Less than an hour later we were landing in Kangerlussuaq, the main international airport where you then transfer onto smaller planes for locations such as Ilulissat and the capital of Nuuk.
Before landing, I had taken another 200 images of the western coast.
Kangerlussuaq sits at the end of a long deep fjord and with winter in full swing, snow was visible right to the edge of the frozen water. Not only was the landscape white, the fjord itself was completely frozen so it felt like we were about to land on a white carpet.
If you’re flying to or from Greenland one day, be sure to nab a window seat, preferably one at the front of back of the plane so you have a wing-free view. You’ll thank me later.
Tips for Taking Photos from a Plane Window
#1 Keep the camera as close as possible to the window without touching it. This will reduce reflections from the interior lights.
#2 If it’s proving tricky to use auto focus it’s necessary to switch to manual focus

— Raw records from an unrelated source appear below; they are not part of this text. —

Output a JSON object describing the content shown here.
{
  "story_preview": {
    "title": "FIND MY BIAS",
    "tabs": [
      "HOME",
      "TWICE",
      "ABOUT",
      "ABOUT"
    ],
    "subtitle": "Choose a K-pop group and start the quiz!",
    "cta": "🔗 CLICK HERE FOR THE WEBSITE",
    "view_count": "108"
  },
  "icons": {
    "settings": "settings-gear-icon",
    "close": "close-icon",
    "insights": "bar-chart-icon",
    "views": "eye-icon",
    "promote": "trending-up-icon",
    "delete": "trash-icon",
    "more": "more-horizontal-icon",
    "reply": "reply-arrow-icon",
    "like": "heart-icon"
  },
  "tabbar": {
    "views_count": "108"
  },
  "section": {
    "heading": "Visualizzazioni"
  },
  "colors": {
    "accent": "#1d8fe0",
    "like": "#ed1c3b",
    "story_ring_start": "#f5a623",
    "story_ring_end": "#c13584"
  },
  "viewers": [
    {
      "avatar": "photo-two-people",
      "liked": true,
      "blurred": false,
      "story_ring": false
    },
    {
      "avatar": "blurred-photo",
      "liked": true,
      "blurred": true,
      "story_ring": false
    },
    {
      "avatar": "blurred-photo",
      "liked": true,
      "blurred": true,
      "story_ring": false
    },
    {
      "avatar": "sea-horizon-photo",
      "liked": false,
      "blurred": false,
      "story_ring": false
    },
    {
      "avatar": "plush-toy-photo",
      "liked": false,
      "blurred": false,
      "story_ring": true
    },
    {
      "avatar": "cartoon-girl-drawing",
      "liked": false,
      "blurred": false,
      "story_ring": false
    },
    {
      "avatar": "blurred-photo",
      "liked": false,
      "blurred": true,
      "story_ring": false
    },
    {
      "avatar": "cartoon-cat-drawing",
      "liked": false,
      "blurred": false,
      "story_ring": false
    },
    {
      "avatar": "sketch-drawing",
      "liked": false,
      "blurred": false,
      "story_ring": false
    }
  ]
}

#3 Sit up super straight and shoot downward for the best, distortion free image. You may need to really press yourself (or camera) against the wall to get the ideal angle, a camera like my E-M1 MKIII has the flip out screen for situations just like this so you don’t have to be a contortionist to make it work!
#4 Think about composition, look at the landscape below and try to work with any defining features, patterns or lines like rivers, coastlines that exist.
Travel and landscape photographer from Australia who is far more comfortable in a pair of flippers than heels! Having worked for publications such as Lonely Planet, Wanderlust and the Sunday Times, Lisa founded The Wandering Lens to share destination guides to the worlds most photogenic places and outdoor experiences.
I'm Lisa Michele Burns, a professional photographer and founder of The Wandering Lens from Australia. Welcome to your guide to photographing the world, improving your photography and scouting unique and inspiring places to experience with your camera. Click here to start exploring popular guides + articles. After four years online, The Wandering Lens has turned into the leading publisher of photography focused travel guides!